— The task —
Copy out each line of the material in which the word "JSON" appears.

— Records for this task —
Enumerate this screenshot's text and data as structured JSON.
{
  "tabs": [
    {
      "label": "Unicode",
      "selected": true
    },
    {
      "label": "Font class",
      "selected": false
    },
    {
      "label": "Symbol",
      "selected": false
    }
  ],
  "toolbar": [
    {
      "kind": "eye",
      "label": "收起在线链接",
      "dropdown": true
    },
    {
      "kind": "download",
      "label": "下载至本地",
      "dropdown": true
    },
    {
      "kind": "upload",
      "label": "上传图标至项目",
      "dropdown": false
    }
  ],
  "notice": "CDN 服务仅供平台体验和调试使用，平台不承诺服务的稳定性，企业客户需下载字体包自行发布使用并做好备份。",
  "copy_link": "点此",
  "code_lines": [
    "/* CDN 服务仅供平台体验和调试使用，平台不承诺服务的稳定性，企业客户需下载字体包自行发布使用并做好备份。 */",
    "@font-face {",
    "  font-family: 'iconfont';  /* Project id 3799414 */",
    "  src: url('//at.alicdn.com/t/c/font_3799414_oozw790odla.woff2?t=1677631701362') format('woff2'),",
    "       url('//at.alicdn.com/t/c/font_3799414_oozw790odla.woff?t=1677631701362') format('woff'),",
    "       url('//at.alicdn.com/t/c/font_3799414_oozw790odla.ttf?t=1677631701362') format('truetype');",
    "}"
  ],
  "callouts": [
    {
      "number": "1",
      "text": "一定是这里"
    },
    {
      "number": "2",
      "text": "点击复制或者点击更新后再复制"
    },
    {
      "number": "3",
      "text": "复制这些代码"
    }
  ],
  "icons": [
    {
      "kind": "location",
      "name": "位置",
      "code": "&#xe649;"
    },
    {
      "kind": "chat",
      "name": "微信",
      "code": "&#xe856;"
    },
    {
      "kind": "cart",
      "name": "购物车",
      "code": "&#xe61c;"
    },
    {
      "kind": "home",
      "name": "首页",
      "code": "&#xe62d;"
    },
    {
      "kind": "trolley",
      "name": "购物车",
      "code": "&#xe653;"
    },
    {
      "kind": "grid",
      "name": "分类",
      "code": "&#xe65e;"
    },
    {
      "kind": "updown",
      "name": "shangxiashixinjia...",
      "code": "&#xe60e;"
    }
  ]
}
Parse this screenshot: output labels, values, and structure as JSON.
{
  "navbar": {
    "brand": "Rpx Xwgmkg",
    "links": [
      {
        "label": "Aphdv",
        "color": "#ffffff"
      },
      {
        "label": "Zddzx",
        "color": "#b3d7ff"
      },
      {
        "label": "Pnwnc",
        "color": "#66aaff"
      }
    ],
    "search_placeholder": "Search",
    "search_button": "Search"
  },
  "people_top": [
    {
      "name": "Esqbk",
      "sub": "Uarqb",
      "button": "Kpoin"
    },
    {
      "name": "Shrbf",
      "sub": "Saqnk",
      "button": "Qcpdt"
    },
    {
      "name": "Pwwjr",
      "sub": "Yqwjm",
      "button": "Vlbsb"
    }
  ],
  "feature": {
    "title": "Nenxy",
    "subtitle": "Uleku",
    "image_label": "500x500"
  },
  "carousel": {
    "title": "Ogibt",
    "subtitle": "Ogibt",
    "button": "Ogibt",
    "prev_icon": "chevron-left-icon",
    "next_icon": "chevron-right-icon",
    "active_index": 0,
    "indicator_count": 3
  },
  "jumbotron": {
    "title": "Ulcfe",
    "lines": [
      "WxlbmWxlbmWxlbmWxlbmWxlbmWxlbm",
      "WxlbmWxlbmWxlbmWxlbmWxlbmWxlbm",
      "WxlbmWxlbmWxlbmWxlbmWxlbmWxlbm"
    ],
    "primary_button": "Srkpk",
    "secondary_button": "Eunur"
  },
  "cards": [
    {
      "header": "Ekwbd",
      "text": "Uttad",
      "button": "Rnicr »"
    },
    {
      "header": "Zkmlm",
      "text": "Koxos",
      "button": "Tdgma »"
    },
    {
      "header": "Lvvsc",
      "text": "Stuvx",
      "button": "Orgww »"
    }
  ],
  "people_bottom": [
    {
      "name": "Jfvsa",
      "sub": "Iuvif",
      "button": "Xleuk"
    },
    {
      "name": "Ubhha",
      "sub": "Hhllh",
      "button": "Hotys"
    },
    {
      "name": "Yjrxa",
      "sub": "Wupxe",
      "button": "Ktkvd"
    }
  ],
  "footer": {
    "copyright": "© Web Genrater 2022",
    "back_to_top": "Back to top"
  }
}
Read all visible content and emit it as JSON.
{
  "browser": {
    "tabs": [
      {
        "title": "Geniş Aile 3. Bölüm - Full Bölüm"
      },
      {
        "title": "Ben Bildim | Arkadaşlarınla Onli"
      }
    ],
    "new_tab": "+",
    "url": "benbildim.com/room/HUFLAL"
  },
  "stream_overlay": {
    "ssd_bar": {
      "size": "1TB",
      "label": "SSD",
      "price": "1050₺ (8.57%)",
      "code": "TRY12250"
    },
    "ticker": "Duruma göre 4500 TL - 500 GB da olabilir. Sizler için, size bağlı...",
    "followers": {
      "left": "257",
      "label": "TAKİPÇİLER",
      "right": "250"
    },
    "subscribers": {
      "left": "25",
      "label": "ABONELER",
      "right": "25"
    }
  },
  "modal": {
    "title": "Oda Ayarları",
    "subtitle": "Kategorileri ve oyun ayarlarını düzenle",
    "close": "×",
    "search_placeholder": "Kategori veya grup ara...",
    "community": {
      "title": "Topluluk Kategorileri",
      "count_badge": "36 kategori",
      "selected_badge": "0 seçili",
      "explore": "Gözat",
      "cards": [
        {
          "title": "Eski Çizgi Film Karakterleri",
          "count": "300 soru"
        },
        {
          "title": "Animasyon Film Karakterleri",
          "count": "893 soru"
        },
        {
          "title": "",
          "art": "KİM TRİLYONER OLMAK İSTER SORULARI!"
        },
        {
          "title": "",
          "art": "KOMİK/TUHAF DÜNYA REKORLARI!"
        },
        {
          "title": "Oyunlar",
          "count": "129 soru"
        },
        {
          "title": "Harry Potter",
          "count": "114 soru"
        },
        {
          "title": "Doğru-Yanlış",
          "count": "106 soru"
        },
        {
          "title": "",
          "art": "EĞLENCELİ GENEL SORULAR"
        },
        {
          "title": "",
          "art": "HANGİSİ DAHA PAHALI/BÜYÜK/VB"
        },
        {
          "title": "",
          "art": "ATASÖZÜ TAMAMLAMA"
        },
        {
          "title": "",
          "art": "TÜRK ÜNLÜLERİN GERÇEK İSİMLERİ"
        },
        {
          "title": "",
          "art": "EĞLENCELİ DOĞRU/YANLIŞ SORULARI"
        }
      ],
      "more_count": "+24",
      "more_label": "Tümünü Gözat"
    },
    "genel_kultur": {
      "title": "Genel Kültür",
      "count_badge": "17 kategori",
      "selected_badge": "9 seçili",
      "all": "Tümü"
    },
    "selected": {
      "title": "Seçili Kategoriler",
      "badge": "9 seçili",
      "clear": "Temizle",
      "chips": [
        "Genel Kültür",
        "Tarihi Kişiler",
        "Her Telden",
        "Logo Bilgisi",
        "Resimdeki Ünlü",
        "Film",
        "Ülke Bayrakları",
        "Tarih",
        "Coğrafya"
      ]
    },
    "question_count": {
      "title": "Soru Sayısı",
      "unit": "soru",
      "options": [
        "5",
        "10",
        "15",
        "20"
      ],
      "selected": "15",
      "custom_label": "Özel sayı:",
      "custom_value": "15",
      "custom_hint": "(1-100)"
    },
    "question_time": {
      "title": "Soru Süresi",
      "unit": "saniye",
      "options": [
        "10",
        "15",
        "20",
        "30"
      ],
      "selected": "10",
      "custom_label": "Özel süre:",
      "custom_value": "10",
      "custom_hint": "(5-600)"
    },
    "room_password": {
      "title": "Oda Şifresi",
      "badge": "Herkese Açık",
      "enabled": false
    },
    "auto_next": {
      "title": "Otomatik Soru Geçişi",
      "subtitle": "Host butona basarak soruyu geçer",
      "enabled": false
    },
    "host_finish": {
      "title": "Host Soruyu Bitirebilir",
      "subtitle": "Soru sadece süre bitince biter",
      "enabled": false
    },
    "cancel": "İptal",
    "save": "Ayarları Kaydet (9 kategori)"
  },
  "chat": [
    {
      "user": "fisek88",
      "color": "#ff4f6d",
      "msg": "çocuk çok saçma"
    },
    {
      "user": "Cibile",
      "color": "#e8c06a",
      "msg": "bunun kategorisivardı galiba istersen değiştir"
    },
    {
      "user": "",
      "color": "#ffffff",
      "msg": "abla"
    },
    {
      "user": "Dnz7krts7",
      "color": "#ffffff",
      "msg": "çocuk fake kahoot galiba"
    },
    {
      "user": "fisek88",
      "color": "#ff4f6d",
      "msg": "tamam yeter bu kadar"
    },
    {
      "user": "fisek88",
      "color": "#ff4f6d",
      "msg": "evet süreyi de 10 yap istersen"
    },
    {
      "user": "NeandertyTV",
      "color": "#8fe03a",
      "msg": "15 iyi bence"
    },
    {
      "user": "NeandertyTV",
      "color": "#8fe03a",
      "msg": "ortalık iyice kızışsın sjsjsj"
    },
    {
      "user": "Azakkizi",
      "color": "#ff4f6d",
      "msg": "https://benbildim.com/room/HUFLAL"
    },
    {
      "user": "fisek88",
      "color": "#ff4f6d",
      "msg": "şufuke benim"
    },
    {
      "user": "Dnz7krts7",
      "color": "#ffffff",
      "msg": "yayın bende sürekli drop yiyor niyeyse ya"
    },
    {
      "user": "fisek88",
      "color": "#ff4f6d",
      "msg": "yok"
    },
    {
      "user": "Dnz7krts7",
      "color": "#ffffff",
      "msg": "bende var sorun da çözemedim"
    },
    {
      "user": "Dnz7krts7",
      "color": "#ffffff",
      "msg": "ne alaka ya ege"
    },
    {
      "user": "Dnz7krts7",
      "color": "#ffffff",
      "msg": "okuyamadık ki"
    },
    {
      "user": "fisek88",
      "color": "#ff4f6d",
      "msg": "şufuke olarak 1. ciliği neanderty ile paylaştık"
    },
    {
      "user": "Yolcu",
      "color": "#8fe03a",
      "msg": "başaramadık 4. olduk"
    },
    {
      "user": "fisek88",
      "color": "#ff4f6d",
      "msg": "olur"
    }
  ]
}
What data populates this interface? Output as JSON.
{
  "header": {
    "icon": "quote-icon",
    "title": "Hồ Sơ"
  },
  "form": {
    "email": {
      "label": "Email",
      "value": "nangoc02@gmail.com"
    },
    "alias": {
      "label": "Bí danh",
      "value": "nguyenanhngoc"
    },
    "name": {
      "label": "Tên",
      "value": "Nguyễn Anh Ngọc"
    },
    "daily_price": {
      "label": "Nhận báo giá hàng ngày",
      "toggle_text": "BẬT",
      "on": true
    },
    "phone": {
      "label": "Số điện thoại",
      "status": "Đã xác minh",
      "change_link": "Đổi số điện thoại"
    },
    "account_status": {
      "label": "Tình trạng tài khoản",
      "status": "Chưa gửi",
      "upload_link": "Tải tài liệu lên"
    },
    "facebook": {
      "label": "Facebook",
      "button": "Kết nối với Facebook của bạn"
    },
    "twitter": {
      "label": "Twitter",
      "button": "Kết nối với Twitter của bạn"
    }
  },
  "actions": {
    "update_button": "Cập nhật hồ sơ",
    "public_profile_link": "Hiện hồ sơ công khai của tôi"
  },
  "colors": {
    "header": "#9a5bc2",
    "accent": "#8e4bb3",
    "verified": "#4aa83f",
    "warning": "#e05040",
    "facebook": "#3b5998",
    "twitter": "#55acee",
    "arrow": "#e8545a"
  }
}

— Exercise result —
Enumerate this screenshot's text and data as structured JSON.
Parse this screenshot: output labels, values, and structure as JSON.
Read all visible content and emit it as JSON.
What data populates this interface? Output as JSON.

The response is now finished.